## Directions
In how many lines of the entries below does "screenshot" appear? Give only the number.

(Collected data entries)
* * *

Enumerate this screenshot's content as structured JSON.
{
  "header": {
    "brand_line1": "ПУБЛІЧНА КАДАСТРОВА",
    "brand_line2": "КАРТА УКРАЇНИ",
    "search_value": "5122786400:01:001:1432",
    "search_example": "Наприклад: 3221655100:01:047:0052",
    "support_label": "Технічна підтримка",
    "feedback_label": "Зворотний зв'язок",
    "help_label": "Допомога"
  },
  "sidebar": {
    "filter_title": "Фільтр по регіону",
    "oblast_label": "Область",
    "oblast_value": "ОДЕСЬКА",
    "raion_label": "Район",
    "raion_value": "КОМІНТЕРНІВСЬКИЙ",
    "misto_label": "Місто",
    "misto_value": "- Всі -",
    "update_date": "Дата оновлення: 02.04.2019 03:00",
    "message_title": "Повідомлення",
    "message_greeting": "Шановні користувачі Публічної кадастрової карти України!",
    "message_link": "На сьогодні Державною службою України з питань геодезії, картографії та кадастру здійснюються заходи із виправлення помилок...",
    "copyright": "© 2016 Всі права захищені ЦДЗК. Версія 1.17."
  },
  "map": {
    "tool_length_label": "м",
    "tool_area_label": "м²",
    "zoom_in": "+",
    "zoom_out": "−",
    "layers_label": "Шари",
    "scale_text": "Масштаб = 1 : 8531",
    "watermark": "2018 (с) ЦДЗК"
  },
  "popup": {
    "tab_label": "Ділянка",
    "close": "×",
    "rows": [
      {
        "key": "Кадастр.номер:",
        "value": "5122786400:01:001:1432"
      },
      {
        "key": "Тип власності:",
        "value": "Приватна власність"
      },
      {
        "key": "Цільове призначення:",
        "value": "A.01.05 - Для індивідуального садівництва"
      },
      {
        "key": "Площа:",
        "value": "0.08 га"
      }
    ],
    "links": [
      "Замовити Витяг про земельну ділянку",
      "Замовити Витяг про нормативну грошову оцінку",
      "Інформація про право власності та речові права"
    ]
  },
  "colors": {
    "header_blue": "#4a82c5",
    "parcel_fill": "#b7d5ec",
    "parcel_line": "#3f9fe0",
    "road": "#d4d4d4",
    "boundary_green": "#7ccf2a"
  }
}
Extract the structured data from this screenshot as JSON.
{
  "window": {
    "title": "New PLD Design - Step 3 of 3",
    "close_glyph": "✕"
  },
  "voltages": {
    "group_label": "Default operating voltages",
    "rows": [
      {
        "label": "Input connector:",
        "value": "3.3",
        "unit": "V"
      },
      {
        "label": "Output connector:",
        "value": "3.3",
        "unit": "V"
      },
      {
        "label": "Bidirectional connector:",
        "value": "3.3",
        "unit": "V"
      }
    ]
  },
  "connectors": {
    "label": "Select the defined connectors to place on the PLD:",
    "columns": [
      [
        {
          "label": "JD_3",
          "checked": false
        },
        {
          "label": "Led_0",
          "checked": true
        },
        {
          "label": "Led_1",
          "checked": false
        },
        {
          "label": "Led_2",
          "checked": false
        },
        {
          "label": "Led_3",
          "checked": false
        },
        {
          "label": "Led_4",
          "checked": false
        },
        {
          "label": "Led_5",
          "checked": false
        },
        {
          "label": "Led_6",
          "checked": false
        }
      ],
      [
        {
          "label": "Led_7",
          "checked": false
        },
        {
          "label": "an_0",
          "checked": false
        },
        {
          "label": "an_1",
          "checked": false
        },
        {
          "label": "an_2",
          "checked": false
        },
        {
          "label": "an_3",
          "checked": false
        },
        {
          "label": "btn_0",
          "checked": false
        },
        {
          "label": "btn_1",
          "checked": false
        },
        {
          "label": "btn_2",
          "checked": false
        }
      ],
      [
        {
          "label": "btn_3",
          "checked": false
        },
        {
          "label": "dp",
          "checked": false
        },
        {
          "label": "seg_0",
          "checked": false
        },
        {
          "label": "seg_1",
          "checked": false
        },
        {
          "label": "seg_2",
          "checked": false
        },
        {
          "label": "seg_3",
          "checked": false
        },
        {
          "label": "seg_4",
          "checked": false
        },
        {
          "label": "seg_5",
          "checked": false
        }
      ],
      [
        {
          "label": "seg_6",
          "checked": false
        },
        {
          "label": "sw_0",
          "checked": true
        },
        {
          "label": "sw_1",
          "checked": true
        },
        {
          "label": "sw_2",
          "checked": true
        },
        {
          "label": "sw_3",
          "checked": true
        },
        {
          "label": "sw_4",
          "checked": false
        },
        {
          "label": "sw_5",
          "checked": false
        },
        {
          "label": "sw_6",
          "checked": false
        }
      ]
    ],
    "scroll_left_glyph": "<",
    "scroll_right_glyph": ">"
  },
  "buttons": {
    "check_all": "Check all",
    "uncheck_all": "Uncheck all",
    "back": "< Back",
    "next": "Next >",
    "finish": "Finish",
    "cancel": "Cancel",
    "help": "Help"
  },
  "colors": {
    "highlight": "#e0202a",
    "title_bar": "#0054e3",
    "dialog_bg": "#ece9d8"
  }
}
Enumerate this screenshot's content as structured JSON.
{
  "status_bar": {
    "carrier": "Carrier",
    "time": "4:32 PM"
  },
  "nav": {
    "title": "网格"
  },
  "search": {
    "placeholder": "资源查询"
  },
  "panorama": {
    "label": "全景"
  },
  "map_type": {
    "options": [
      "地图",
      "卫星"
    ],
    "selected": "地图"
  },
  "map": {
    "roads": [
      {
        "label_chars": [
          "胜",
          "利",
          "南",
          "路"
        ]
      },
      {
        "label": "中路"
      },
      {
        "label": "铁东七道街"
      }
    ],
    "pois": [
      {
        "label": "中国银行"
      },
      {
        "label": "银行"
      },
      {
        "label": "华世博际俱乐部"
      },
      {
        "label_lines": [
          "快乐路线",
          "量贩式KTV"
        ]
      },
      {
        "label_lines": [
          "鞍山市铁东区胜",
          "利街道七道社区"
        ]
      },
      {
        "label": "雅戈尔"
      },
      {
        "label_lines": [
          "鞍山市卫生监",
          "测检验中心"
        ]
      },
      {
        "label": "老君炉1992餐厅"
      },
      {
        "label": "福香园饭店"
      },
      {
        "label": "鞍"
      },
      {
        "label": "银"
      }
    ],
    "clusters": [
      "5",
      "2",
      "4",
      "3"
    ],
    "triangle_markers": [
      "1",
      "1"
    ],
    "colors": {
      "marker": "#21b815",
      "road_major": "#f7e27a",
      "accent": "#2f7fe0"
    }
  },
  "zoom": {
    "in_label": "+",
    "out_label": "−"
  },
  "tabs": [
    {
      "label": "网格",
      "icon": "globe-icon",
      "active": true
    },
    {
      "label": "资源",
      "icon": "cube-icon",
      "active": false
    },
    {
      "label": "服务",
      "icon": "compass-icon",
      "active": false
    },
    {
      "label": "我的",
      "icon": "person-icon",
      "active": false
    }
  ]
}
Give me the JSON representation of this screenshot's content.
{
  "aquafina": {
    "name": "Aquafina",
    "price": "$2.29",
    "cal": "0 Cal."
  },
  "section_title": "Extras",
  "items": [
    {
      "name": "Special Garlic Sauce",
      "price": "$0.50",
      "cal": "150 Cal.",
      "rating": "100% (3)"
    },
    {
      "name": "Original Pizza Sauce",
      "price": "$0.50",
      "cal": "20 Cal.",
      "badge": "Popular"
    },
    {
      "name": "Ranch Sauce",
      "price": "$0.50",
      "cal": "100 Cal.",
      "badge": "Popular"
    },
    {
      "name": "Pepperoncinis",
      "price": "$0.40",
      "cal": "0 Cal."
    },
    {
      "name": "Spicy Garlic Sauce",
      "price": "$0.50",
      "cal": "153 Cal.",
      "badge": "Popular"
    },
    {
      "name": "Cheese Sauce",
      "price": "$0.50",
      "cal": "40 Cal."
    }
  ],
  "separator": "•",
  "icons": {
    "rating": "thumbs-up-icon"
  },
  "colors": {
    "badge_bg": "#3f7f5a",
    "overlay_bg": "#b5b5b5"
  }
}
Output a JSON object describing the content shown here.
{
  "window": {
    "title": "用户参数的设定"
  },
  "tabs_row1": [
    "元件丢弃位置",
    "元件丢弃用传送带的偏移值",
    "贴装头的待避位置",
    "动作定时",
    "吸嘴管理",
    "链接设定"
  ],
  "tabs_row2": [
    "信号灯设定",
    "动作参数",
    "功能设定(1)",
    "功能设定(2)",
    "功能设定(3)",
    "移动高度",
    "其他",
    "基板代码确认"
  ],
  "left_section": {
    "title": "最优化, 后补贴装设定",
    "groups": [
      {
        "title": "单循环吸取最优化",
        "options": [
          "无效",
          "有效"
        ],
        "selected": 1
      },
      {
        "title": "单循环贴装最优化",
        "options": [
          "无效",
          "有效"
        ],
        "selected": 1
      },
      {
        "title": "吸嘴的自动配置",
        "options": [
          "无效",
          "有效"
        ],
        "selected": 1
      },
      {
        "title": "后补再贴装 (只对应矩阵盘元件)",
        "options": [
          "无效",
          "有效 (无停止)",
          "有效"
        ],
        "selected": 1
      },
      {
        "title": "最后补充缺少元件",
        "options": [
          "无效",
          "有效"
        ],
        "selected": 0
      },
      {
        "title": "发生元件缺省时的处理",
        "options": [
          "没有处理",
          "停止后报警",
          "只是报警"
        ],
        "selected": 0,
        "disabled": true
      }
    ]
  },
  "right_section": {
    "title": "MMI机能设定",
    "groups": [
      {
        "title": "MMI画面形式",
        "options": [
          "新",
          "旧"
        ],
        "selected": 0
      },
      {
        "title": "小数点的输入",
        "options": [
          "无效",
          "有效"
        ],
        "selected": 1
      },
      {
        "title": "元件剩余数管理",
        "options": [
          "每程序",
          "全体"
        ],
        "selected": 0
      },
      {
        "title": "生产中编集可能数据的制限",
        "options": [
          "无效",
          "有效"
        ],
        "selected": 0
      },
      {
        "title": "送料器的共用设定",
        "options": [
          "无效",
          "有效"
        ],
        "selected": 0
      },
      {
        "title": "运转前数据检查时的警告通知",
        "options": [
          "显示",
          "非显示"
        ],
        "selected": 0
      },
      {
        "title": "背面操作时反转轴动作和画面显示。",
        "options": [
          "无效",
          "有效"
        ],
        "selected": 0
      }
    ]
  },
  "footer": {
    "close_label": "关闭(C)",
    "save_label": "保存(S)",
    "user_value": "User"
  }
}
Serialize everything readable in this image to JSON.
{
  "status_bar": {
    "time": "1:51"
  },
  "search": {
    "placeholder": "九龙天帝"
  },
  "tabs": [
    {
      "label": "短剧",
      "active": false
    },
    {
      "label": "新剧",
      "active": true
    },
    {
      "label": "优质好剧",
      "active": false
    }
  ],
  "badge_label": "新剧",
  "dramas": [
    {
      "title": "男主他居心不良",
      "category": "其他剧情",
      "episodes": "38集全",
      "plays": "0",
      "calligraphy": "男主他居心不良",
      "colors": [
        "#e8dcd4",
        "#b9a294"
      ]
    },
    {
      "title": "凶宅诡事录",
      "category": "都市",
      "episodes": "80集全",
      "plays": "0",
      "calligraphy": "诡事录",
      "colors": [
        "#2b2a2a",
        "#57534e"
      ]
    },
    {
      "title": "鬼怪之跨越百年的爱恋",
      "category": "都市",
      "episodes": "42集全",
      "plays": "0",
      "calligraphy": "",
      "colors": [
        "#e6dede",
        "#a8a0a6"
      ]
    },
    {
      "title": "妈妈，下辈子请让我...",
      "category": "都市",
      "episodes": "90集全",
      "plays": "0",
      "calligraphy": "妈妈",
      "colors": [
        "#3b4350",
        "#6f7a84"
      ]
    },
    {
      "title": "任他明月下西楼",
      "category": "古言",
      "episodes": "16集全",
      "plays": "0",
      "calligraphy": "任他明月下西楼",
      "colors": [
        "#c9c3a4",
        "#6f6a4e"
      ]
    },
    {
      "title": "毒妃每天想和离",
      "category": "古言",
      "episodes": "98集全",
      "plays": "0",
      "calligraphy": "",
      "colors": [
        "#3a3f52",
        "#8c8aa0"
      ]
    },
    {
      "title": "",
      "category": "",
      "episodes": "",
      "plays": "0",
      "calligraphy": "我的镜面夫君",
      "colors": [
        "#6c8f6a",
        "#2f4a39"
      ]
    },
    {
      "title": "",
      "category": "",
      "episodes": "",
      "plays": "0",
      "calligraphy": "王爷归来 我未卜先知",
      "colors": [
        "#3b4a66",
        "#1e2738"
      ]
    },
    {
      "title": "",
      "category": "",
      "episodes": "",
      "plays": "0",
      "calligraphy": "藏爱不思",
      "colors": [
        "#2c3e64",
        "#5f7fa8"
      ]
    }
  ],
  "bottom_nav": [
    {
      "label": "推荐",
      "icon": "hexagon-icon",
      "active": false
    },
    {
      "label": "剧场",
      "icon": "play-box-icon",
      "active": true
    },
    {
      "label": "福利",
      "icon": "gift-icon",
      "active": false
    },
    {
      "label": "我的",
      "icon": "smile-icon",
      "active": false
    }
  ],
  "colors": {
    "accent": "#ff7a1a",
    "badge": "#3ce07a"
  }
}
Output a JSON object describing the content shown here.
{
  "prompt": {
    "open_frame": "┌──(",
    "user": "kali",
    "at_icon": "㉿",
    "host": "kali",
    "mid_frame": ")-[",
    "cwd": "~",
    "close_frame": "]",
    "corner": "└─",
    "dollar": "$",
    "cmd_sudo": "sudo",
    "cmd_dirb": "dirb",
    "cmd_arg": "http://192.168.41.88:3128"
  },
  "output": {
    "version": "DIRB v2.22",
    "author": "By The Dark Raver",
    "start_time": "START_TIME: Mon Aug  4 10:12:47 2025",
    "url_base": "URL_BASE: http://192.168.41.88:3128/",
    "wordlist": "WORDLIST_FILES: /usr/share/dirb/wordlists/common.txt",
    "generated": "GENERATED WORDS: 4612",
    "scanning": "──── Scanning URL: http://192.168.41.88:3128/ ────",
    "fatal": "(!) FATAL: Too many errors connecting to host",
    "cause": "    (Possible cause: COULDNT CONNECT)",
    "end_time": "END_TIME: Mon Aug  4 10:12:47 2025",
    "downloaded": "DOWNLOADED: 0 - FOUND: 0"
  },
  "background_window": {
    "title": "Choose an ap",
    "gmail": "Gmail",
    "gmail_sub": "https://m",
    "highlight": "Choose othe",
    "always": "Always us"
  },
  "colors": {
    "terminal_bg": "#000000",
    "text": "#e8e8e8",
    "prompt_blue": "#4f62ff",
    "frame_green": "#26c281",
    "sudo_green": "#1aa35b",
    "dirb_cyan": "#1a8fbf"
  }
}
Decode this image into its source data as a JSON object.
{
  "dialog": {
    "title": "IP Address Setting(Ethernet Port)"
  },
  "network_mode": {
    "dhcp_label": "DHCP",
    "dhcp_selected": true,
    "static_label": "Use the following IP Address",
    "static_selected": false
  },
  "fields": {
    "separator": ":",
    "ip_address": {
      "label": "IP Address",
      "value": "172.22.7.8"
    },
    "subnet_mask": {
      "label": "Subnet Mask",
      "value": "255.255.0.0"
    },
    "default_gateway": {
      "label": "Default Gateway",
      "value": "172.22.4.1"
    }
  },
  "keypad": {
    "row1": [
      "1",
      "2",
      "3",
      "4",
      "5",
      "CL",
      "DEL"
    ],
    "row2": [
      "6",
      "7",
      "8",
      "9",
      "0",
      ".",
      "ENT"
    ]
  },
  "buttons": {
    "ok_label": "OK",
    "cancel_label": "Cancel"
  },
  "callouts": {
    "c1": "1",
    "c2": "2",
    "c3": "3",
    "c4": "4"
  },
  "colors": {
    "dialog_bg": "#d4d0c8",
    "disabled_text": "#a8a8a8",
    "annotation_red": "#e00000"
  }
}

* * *

## Task response
4